They once faced each other on a battlefield. Now soldier-turned-spy Jonathan Reese must keep watch over the man he's never forgotten. A close encounter reveals Karl von Binder, the count's son, also recalls the day he spared Jonathan's life. Sparks fly between the former enemies and Jonathan begins to lose perspective on his mission. He knows he must maintain distance because the heat he encounters in Karl's touch stirs him far too deeply for his own good. He can't keep away--especially when he suspects someone is trying to kill the nobleman.The spy becomes a protector as Jonathan guards the man he's begun to care for. Together the men try to puzzle ou…

SBD London is the Best City In America

A fun book. The various conflicts seemed weak-ish (which is surprising, since they're built into the plot) the goals not there (that was the point, actually) but I liked it. The voice and, to a certain extent the situation, reminded me of a fluffier Ann Tyler. The people are richer and less neurotic.

The first person narrator didn't annoy me, even when Emmy (that narrator) seemed annoyed with herself. Though she and her brother, Josh, might have been caught in high school worthy dramas, the view was usually fairly interesting. We watch them grow up a bit, become less passive.

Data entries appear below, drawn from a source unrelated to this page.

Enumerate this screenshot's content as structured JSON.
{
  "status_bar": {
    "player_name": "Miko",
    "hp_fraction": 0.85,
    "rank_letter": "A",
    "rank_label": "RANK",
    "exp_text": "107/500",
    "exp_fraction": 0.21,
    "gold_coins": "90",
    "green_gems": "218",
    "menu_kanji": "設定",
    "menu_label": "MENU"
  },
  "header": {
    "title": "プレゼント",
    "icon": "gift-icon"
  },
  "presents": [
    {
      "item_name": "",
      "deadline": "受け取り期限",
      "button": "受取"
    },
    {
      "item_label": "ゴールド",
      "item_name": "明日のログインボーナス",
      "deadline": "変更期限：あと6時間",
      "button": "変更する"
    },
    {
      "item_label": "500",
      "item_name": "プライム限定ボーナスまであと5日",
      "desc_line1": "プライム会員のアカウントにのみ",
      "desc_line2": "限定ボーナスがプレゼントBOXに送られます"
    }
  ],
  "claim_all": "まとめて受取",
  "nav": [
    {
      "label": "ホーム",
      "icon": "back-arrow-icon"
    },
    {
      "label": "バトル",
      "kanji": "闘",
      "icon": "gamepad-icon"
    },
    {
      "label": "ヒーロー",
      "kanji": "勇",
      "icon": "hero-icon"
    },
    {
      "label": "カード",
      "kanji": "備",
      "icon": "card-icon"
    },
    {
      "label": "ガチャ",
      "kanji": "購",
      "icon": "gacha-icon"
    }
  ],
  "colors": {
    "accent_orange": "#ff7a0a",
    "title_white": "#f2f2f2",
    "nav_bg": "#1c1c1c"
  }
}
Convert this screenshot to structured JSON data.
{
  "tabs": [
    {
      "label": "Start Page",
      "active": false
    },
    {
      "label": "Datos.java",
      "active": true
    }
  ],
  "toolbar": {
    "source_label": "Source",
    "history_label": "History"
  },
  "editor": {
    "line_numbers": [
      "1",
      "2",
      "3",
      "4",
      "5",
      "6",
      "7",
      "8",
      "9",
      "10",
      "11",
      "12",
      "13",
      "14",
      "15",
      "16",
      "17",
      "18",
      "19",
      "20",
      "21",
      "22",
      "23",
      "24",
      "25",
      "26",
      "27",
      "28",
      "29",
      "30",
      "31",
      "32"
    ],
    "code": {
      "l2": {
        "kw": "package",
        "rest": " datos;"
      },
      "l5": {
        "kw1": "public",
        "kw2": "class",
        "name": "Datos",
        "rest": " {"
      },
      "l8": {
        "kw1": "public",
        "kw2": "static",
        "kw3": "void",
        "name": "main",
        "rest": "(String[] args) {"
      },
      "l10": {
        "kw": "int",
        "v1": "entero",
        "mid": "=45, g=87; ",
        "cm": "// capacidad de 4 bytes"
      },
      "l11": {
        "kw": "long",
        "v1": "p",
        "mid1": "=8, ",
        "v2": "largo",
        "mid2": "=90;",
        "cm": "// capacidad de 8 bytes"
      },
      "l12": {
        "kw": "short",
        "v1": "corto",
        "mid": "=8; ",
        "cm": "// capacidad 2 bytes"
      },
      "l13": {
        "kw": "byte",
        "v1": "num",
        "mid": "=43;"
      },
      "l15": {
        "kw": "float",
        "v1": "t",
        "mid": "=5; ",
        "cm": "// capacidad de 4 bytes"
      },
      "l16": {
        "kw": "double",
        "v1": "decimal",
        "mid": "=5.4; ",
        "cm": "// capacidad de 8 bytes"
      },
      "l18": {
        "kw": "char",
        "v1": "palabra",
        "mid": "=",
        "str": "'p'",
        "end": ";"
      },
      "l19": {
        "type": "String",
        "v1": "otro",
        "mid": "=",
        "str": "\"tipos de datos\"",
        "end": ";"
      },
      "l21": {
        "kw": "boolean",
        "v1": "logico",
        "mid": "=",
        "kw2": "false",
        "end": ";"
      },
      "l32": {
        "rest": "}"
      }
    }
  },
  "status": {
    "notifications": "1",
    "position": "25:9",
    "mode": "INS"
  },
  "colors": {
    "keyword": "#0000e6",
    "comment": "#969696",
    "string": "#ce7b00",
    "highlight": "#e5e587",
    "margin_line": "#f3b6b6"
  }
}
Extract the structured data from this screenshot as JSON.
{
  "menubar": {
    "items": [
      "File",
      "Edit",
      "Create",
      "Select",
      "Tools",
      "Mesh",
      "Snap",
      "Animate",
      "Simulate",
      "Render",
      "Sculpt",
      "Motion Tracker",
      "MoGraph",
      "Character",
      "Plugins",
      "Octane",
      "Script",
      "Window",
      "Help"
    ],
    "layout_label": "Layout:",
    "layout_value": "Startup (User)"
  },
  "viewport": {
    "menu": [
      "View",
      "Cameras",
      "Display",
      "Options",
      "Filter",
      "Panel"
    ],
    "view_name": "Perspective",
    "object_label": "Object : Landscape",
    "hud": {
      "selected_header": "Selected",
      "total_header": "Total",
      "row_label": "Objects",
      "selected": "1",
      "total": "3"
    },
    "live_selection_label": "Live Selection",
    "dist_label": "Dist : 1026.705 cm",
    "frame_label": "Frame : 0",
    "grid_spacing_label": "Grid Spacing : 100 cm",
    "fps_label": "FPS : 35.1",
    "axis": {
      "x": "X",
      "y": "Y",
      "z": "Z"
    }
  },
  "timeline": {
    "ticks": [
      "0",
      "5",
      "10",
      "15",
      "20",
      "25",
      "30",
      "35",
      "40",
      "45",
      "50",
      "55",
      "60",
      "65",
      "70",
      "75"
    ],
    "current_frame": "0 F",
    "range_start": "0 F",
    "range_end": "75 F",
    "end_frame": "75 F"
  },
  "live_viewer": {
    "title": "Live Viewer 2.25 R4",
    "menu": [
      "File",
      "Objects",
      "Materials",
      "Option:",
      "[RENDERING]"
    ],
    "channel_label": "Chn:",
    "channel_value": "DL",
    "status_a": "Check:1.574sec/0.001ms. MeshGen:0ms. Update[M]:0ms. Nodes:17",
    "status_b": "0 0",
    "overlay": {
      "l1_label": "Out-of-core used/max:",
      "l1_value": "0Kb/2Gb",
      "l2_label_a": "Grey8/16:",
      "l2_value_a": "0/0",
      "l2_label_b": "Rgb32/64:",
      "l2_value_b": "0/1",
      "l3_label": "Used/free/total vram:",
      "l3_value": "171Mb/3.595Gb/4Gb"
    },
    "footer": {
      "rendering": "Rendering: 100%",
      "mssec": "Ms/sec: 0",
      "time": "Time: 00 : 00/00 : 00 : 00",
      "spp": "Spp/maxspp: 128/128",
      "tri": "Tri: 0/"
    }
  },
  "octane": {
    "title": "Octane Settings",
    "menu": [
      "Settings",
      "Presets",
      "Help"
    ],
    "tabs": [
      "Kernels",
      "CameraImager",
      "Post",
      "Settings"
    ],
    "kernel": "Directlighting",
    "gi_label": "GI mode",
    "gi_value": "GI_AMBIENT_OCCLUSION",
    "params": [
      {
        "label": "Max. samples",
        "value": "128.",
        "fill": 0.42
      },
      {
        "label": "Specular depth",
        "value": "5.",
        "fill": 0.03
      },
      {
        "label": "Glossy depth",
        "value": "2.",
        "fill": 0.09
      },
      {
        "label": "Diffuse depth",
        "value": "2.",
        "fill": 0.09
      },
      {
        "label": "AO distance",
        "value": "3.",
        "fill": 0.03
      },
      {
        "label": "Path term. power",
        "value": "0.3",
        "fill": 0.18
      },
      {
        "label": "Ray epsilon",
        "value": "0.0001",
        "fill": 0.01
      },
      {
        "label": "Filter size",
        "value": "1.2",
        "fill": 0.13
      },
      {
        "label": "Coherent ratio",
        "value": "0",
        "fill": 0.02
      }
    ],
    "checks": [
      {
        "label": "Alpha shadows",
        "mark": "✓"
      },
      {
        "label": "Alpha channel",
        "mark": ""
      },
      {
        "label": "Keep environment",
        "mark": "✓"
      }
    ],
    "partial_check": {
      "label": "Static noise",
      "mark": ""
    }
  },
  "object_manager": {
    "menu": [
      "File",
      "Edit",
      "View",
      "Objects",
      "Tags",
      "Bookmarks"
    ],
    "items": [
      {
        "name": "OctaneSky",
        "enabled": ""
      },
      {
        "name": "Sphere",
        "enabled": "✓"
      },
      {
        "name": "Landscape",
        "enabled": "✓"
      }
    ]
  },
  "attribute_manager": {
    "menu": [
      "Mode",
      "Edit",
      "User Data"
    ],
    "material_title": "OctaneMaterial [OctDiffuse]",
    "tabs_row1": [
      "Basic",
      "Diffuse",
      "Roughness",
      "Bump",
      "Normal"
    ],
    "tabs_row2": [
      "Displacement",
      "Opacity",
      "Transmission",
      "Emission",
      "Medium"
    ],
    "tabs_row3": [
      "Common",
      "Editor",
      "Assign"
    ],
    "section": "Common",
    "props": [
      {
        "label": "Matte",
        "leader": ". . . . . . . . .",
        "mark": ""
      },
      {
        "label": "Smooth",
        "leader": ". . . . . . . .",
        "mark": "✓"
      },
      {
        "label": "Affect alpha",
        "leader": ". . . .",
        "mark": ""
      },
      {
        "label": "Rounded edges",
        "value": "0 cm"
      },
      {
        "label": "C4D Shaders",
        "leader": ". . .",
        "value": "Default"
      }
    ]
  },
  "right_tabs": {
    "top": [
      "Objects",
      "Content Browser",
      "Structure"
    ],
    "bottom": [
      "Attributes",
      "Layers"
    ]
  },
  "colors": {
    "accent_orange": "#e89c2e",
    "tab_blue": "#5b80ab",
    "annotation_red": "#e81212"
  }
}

The initial situation is Emmy walks out on her fiance and then stays in Narragansett, where they'd been staying the night. She stalls out and drifts along. I wished there was more about the community of fishermen and their wives--that sounded more interesting than Scarsdale where the action takes place. But part of the point of the book is that she doesn't understand those people and apparently is…